Action item: Write the records out once more, exactly as they are given.

(App and web page records)
________________
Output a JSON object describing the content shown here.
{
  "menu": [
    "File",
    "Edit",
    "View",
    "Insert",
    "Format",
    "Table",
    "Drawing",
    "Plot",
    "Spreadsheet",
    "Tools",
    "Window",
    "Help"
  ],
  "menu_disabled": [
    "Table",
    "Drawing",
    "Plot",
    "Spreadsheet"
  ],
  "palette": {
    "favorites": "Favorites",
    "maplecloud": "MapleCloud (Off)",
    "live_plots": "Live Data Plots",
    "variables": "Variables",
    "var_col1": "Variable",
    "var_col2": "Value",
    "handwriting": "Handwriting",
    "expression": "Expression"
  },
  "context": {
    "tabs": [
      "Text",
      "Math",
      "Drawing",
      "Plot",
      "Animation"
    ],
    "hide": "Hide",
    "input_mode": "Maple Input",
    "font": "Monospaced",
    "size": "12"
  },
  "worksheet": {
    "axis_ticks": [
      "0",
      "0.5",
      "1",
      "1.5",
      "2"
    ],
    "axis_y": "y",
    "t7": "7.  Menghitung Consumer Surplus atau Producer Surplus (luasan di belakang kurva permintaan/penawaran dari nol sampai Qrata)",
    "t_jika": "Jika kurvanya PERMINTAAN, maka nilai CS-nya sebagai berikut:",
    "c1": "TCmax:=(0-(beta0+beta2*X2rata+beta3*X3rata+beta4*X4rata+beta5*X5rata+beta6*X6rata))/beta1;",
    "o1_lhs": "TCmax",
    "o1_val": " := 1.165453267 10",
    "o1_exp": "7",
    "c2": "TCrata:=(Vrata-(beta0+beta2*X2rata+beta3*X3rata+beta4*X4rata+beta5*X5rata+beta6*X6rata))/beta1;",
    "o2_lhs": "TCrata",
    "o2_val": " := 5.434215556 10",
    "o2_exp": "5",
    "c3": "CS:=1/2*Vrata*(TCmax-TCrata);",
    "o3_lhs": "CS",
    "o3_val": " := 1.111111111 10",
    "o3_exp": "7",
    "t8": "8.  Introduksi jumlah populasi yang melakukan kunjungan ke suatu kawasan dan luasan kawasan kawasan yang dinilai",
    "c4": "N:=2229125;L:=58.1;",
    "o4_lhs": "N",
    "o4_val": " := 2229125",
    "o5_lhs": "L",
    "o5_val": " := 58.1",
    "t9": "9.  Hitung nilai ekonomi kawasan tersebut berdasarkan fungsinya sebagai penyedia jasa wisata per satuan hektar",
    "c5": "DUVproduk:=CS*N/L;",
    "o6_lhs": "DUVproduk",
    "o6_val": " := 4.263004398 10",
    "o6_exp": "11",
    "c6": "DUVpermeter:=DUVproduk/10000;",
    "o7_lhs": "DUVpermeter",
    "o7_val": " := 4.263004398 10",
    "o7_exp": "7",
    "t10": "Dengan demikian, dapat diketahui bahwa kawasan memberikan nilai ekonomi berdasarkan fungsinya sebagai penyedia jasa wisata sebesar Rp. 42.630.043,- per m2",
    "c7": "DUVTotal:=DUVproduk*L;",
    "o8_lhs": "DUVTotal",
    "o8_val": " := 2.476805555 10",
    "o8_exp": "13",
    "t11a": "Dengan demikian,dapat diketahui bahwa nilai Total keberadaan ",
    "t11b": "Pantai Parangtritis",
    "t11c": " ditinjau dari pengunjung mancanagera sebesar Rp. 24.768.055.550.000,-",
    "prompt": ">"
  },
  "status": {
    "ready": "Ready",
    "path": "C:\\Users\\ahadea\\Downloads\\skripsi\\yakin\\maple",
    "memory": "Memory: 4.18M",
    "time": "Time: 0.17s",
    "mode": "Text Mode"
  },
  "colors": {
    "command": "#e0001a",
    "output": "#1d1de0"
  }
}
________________
Solution to the exercise:
Output a JSON object describing the content shown here.
{
  "menu": [
    "File",
    "Edit",
    "View",
    "Insert",
    "Format",
    "Table",
    "Drawing",
    "Plot",
    "Spreadsheet",
    "Tools",
    "Window",
    "Help"
  ],
  "menu_disabled": [
    "Table",
    "Drawing",
    "Plot",
    "Spreadsheet"
  ],
  "palette": {
    "favorites": "Favorites",
    "maplecloud": "MapleCloud (Off)",
    "live_plots": "Live Data Plots",
    "variables": "Variables",
    "var_col1": "Variable",
    "var_col2": "Value",
    "handwriting": "Handwriting",
    "expression": "Expression"
  },
  "context": {
    "tabs": [
      "Text",
      "Math",
      "Drawing",
      "Plot",
      "Animation"
    ],
    "hide": "Hide",
    "input_mode": "Maple Input",
    "font": "Monospaced",
    "size": "12"
  },
  "worksheet": {
    "axis_ticks": [
      "0",
      "0.5",
      "1",
      "1.5",
      "2"
    ],
    "axis_y": "y",
    "t7": "7.  Menghitung Consumer Surplus atau Producer Surplus (luasan di belakang kurva permintaan/penawaran dari nol sampai Qrata)",
    "t_jika": "Jika kurvanya PERMINTAAN, maka nilai CS-nya sebagai berikut:",
    "c1": "TCmax:=(0-(beta0+beta2*X2rata+beta3*X3rata+beta4*X4rata+beta5*X5rata+beta6*X6rata))/beta1;",
    "o1_lhs": "TCmax",
    "o1_val": " := 1.165453267 10",
    "o1_exp": "7",
    "c2": "TCrata:=(Vrata-(beta0+beta2*X2rata+beta3*X3rata+beta4*X4rata+beta5*X5rata+beta6*X6rata))/beta1;",
    "o2_lhs": "TCrata",
    "o2_val": " := 5.434215556 10",
    "o2_exp": "5",
    "c3": "CS:=1/2*Vrata*(TCmax-TCrata);",
    "o3_lhs": "CS",
    "o3_val": " := 1.111111111 10",
    "o3_exp": "7",
    "t8": "8.  Introduksi jumlah populasi yang melakukan kunjungan ke suatu kawasan dan luasan kawasan kawasan yang dinilai",
    "c4": "N:=2229125;L:=58.1;",
    "o4_lhs": "N",
    "o4_val": " := 2229125",
    "o5_lhs": "L",
    "o5_val": " := 58.1",
    "t9": "9.  Hitung nilai ekonomi kawasan tersebut berdasarkan fungsinya sebagai penyedia jasa wisata per satuan hektar",
    "c5": "DUVproduk:=CS*N/L;",
    "o6_lhs": "DUVproduk",
    "o6_val": " := 4.263004398 10",
    "o6_exp": "11",
    "c6": "DUVpermeter:=DUVproduk/10000;",
    "o7_lhs": "DUVpermeter",
    "o7_val": " := 4.263004398 10",
    "o7_exp": "7",
    "t10": "Dengan demikian, dapat diketahui bahwa kawasan memberikan nilai ekonomi berdasarkan fungsinya sebagai penyedia jasa wisata sebesar Rp. 42.630.043,- per m2",
    "c7": "DUVTotal:=DUVproduk*L;",
    "o8_lhs": "DUVTotal",
    "o8_val": " := 2.476805555 10",
    "o8_exp": "13",
    "t11a": "Dengan demikian,dapat diketahui bahwa nilai Total keberadaan ",
    "t11b": "Pantai Parangtritis",
    "t11c": " ditinjau dari pengunjung mancanagera sebesar Rp. 24.768.055.550.000,-",
    "prompt": ">"
  },
  "status": {
    "ready": "Ready",
    "path": "C:\\Users\\ahadea\\Downloads\\skripsi\\yakin\\maple",
    "memory": "Memory: 4.18M",
    "time": "Time: 0.17s",
    "mode": "Text Mode"
  },
  "colors": {
    "command": "#e0001a",
    "output": "#1d1de0"
  }
}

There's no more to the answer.